FAQ:  Does S.B. 310 change an APRN’s or physician assistant’s scope of practice?

No. The language in S.B. 310 does not change the scope of practice of an APRN or a physician assistant. For example, S.B. 310 does not limit the authority of an APRN or physician assistant to administer, deliver, or distribute drugs pursuant to a protocol implemented under section 3701.048 of the Revised Code following the declaration of an emergency that affects the public health. However, S.B. 310 also does not expand an APRN’s or physician assistant’s scope of practice beyond the services and procedures they have the knowledge, skill, and ability to perform.

FAQ:  When do the S.B. 310 changes expire?

As stated above, the changes provided by S.B. 310 are only temporary and will expire on May 1, 2021.

For questions regarding S.B. 310 or other matters affecting advanced practice providers, please contact BMD Healthcare and Hospital Law Member Jeana M. Singleton at jmsingleton@bmdllc.com or 330-253-2001, Attorney Ashley Watson at abwatson@bmdllc.com, or any member of the BMD Healthcare and Hospital Law group.

Surprise! A Cautionary Tale for Out-Of-Network Billing: The No Surprises Act and the Impact on Healthcare Providers

SURPRISE! Congress passed The No Surprises Act at the end of 2020. Providers, particularly those billing as out-of-network providers, should start thinking about strategies to comply with this new law, set to take effect on January 1, 2022. In its most basic sense, the new law prohibits providers from billing patients for more than the in-network cost-sharing amount in most situations where surprise bills happen. It specifically applies to non-government payers and the amounts will be set through a process described in the new law. In particular, the established in-network cost-sharing amount must be billed for the following services:

Ohio Enacts Substantial Changes to Employment Discrimination Laws

In January, Governor Mike DeWine signed into law the Employment Law Uniformity Act, amending the employment protections in the Ohio Civil Rights Act in several significant ways. Such changes to the state’s anti-discrimination and anti-harassment laws have been considered and debated for years and finally made their way into Ohio law. What has changed for employment claims under the amended Ohio Civil Rights Act?

OHIO ADOPTS THE SERIES LLC: Implementation of Ohio’s Revised Limited Liability Company Act is Coming
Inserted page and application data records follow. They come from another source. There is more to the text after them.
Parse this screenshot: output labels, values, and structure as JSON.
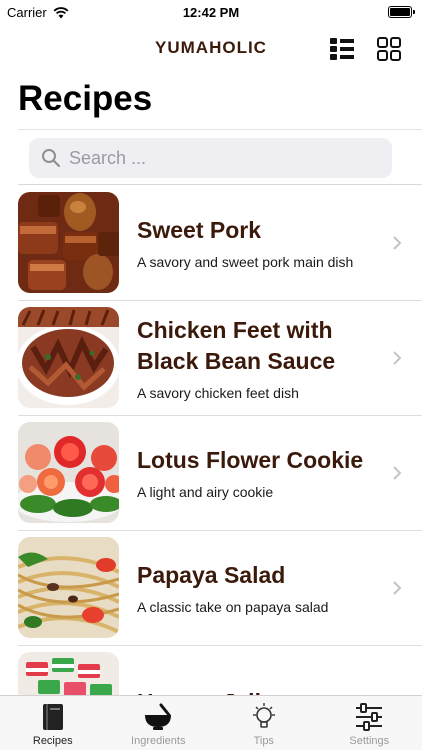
{
  "status_bar": {
    "carrier": "Carrier",
    "time": "12:42 PM"
  },
  "nav": {
    "brand": "YUMAHOLIC"
  },
  "page": {
    "title": "Recipes"
  },
  "search": {
    "placeholder": "Search ..."
  },
  "recipes": [
    {
      "name": "Sweet Pork",
      "description": "A savory and sweet pork main dish",
      "thumb": "sweet-pork-image"
    },
    {
      "name": "Chicken Feet with Black Bean Sauce",
      "description": "A savory chicken feet dish",
      "thumb": "chicken-feet-image"
    },
    {
      "name": "Lotus Flower Cookie",
      "description": "A light and airy cookie",
      "thumb": "lotus-cookie-image"
    },
    {
      "name": "Papaya Salad",
      "description": "A classic take on papaya salad",
      "thumb": "papaya-salad-image"
    },
    {
      "name": "Hmong Jello",
      "description": "",
      "thumb": "hmong-jello-image"
    }
  ],
  "tabs": [
    {
      "label": "Recipes",
      "icon": "book-icon",
      "active": true
    },
    {
      "label": "Ingredients",
      "icon": "mortar-pestle-icon",
      "active": false
    },
    {
      "label": "Tips",
      "icon": "lightbulb-icon",
      "active": false
    },
    {
      "label": "Settings",
      "icon": "sliders-icon",
      "active": false
    }
  ],
  "colors": {
    "accent": "#3b1a0c",
    "search_bg": "#efeff3",
    "tab_bar_bg": "#f7f7f7"
  }
}
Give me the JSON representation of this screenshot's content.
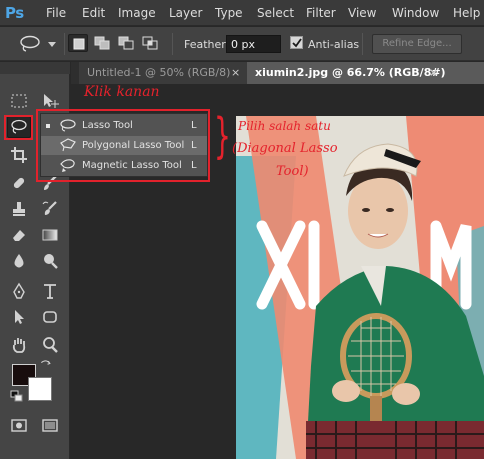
{
  "app": {
    "logo": "Ps"
  },
  "menu": [
    "File",
    "Edit",
    "Image",
    "Layer",
    "Type",
    "Select",
    "Filter",
    "View",
    "Window",
    "Help"
  ],
  "options_bar": {
    "tool_icon": "lasso-icon",
    "selection_modes": [
      "new-selection",
      "add-to-selection",
      "subtract-from-selection",
      "intersect-with-selection"
    ],
    "feather_label": "Feather:",
    "feather_value": "0 px",
    "antialias_label": "Anti-alias",
    "antialias_checked": true,
    "refine_edge_label": "Refine Edge..."
  },
  "tabs": [
    {
      "label": "Untitled-1 @ 50% (RGB/8)",
      "active": false
    },
    {
      "label": "xiumin2.jpg @ 66.7% (RGB/8#)",
      "active": true
    }
  ],
  "context_menu": {
    "items": [
      {
        "label": "Lasso Tool",
        "shortcut": "L",
        "icon": "lasso-icon",
        "current": true
      },
      {
        "label": "Polygonal Lasso Tool",
        "shortcut": "L",
        "icon": "polygonal-lasso-icon",
        "current": false
      },
      {
        "label": "Magnetic Lasso Tool",
        "shortcut": "L",
        "icon": "magnetic-lasso-icon",
        "current": false
      }
    ]
  },
  "annotations": {
    "right_click": "Klik kanan",
    "brace": "}",
    "choose_one": "Pilih salah satu",
    "choice_line1": "(Diagonal Lasso",
    "choice_line2": "Tool)"
  },
  "photo": {
    "text": "XIUMIN"
  },
  "colors": {
    "foreground": "#180d0d",
    "background": "#ffffff",
    "annotation": "#e2222c",
    "accent_logo": "#4ea6e6"
  }
}
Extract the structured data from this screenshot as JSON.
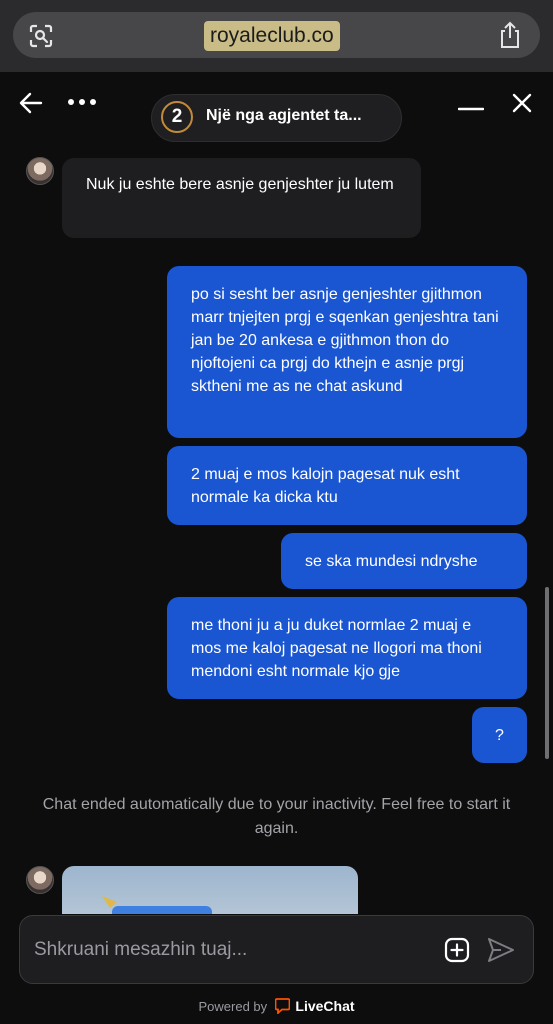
{
  "browser": {
    "url": "royaleclub.co"
  },
  "header": {
    "agent_count": "2",
    "agent_title": "Një nga agjentet ta..."
  },
  "messages": [
    {
      "from": "agent",
      "text": "Nuk ju eshte bere asnje genjeshter ju lutem"
    },
    {
      "from": "user",
      "text": "po si sesht ber asnje genjeshter gjithmon marr tnjejten prgj e sqenkan genjeshtra tani jan be 20 ankesa e gjithmon thon do njoftojeni ca prgj do kthejn e asnje prgj sktheni me as ne chat askund"
    },
    {
      "from": "user",
      "text": "2 muaj e mos kalojn pagesat nuk esht normale ka dicka ktu"
    },
    {
      "from": "user",
      "text": "se ska mundesi ndryshe"
    },
    {
      "from": "user",
      "text": "me thoni ju a ju duket normlae 2 muaj e mos me kaloj pagesat ne llogori ma thoni mendoni esht normale kjo gje"
    },
    {
      "from": "user",
      "text": "?"
    }
  ],
  "system_message": "Chat ended automatically due to your inactivity. Feel free to start it again.",
  "composer": {
    "placeholder": "Shkruani mesazhin tuaj..."
  },
  "footer": {
    "powered_by": "Powered by",
    "brand": "LiveChat"
  },
  "colors": {
    "user_bubble": "#1a56d1",
    "agent_bubble": "#1e1e20",
    "background": "#0d0d0e",
    "brand": "#ff5100"
  },
  "icons": [
    "screenshot-lens-icon",
    "share-icon",
    "back-arrow-icon",
    "more-icon",
    "minimize-icon",
    "close-icon",
    "attach-plus-icon",
    "send-icon",
    "livechat-logo-icon"
  ]
}
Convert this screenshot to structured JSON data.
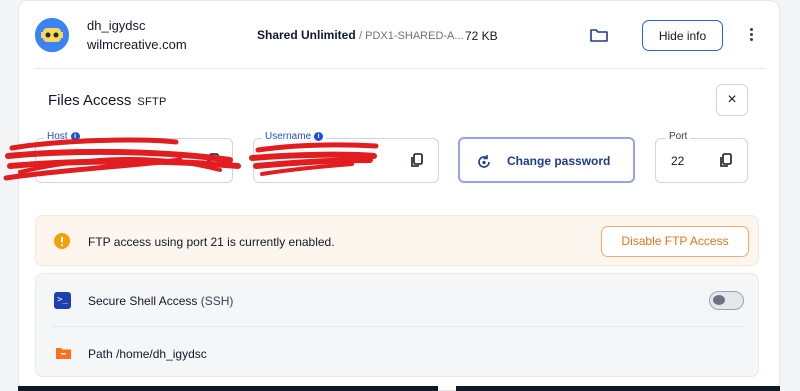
{
  "account": {
    "name": "dh_igydsc",
    "domain": "wilmcreative.com",
    "plan": "Shared Unlimited",
    "server": "/ PDX1-SHARED-A...",
    "size": "72 KB",
    "hide_info_label": "Hide info"
  },
  "files_access": {
    "title": "Files Access",
    "protocol": "SFTP",
    "close_label": "×",
    "host": {
      "label": "Host",
      "value": ""
    },
    "username": {
      "label": "Username",
      "value": ""
    },
    "change_password_label": "Change password",
    "port": {
      "label": "Port",
      "value": "22"
    }
  },
  "ftp_banner": {
    "message": "FTP access using port 21 is currently enabled.",
    "disable_label": "Disable FTP Access"
  },
  "ssh": {
    "label": "Secure Shell Access",
    "suffix": "(SSH)",
    "enabled": false,
    "path_label": "Path",
    "path_value": "/home/dh_igydsc"
  },
  "colors": {
    "accent": "#2563eb",
    "warning": "#f59e0b",
    "ftp_button": "#e0751b",
    "ssh_icon": "#1e40af",
    "folder_icon": "#f97316"
  },
  "icons": {
    "folder": "folder-icon",
    "more": "kebab-menu-icon",
    "copy": "copy-icon",
    "reset": "reset-password-icon",
    "warning": "warning-icon",
    "terminal": "terminal-icon",
    "path": "folder-path-icon"
  }
}
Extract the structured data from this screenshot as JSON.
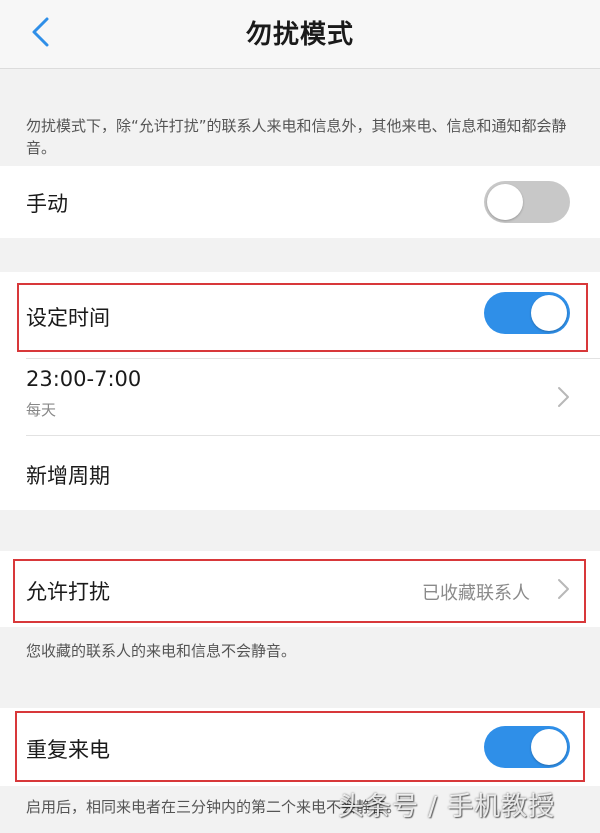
{
  "header": {
    "title": "勿扰模式",
    "back_icon": "chevron-left-icon",
    "accent": "#2f8fe8"
  },
  "intro_note": "勿扰模式下，除“允许打扰”的联系人来电和信息外，其他来电、信息和通知都会静音。",
  "manual": {
    "label": "手动",
    "enabled": false
  },
  "schedule": {
    "label": "设定时间",
    "enabled": true,
    "time_range": "23:00-7:00",
    "repeat": "每天",
    "add_period_label": "新增周期"
  },
  "allow_interrupt": {
    "label": "允许打扰",
    "value": "已收藏联系人",
    "note": "您收藏的联系人的来电和信息不会静音。"
  },
  "repeat_call": {
    "label": "重复来电",
    "enabled": true,
    "note": "启用后，相同来电者在三分钟内的第二个来电不会静音。"
  },
  "watermark": "头条号 / 手机教授",
  "colors": {
    "highlight_box": "#d8383a",
    "toggle_on": "#2f8fe8",
    "toggle_off": "#c8c8c8"
  }
}
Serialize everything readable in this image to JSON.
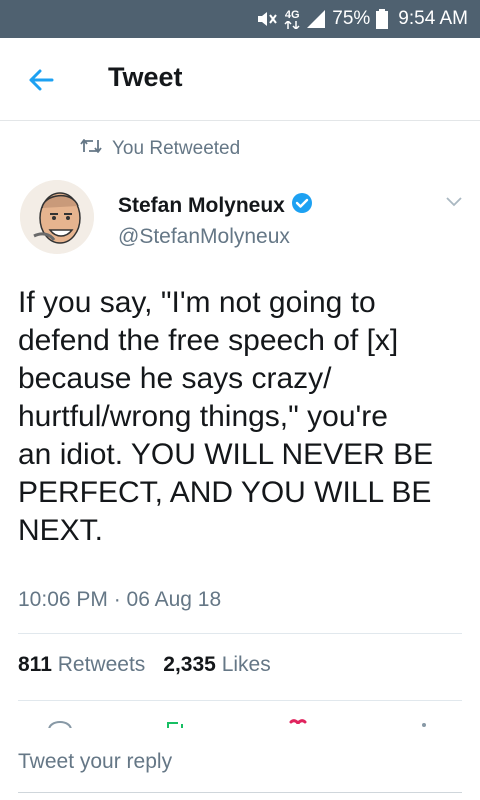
{
  "status_bar": {
    "network": "4G",
    "battery": "75%",
    "time": "9:54 AM"
  },
  "header": {
    "title": "Tweet"
  },
  "retweet_context": {
    "label": "You Retweeted"
  },
  "author": {
    "name": "Stefan Molyneux",
    "handle": "@StefanMolyneux",
    "verified": true
  },
  "tweet": {
    "lines": [
      "If you say, \"I'm not going to",
      "defend the free speech of [x]",
      "because he says crazy/",
      "hurtful/wrong things,\" you're",
      "an idiot. YOU WILL NEVER BE",
      "PERFECT, AND YOU WILL BE",
      "NEXT."
    ],
    "timestamp": "10:06 PM · 06 Aug 18"
  },
  "stats": {
    "retweets_count": "811",
    "retweets_label": "Retweets",
    "likes_count": "2,335",
    "likes_label": "Likes"
  },
  "reply": {
    "placeholder": "Tweet your reply"
  },
  "colors": {
    "status_bar": "#4f6170",
    "accent_blue": "#1da1f2",
    "like_red": "#e0245e",
    "retweet_green": "#17bf63"
  }
}
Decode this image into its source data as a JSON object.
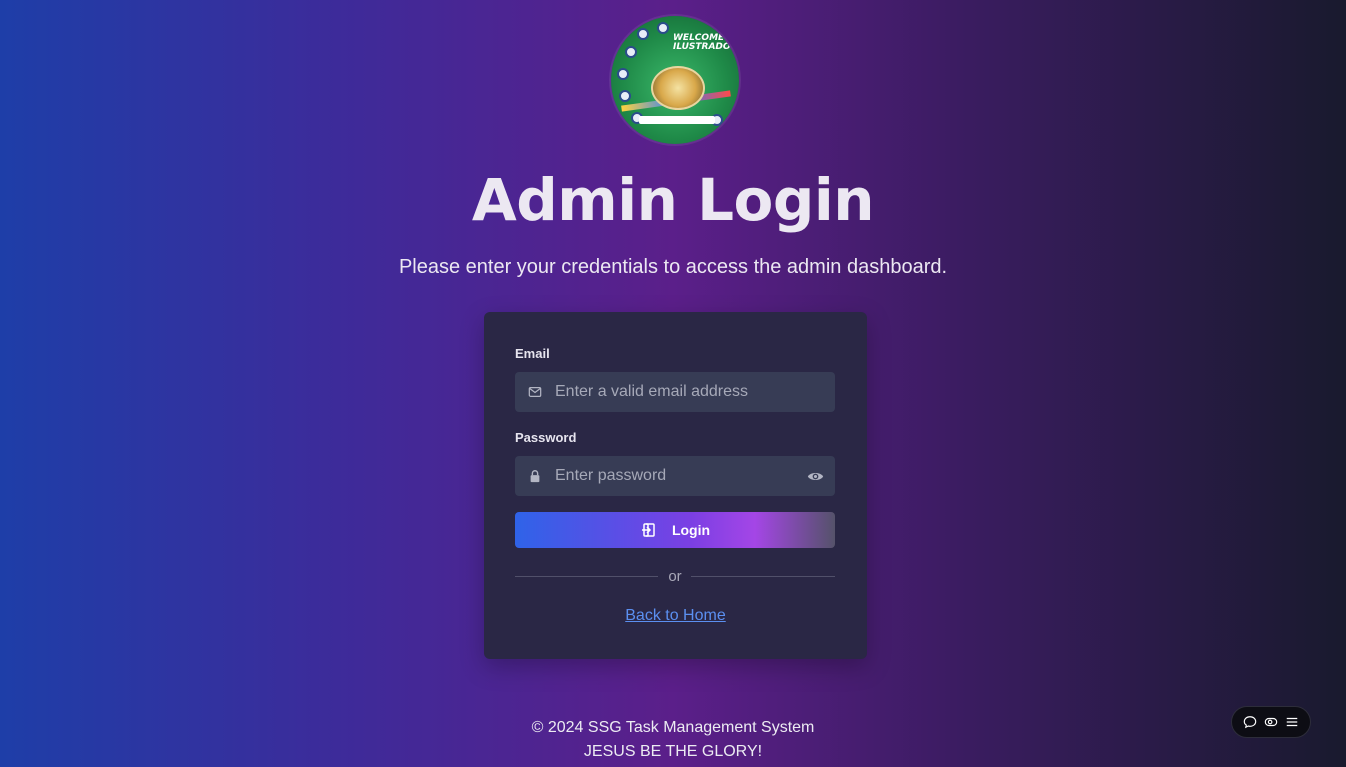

On January 7, 2021, Ohio adopted S.B. 276. The new legislation establishes the Ohio Revised Limited Liability Company Act (“ORLLCA”) which effectively replaces the current Ohio LLC Act. ORLLCA will be fully effective as of January 2022. While the new law contains numerous changes to the existing LLC landscape, below is an overview of some of the key differences under the ORLLCA.

Will Federal Legislation Open Cannabis Acquisition Floodgate?

Are potential buyers quietly lobbying at federal and state levels to kick open the door to launch a new round of strategic acquisitions? Will presently pending federal legislation, the SAFE and MORE Acts, providing safe harbor for banks and re- or de-scheduling marijuana, be sufficient to mobilize into action major non-cannabis companies that previously shunned the cannabis industry due to the unknown implications of owning businesses whose activities are illegal under federal law?

The Future of the Families First Coronavirus Response Act

Over the last year we all have had to adjust to the new normal ushered in by the coronavirus pandemic. Schools and daycares closed, businesses transitioned from in-office work to work from home, bars and restaurants have closed their doors...all to slow the spread and try to prevent this pandemic from spiraling out of control. The start of the pandemic was utter pandemonium. Working parents trying to balance both caring for their now at-home children and their livelihood. Businesses trying to decide how to implement leave policies with limited information. Employees determining if they could financially afford to take time off. We were all flying by the seat of our pants trying to adjust to our new normal.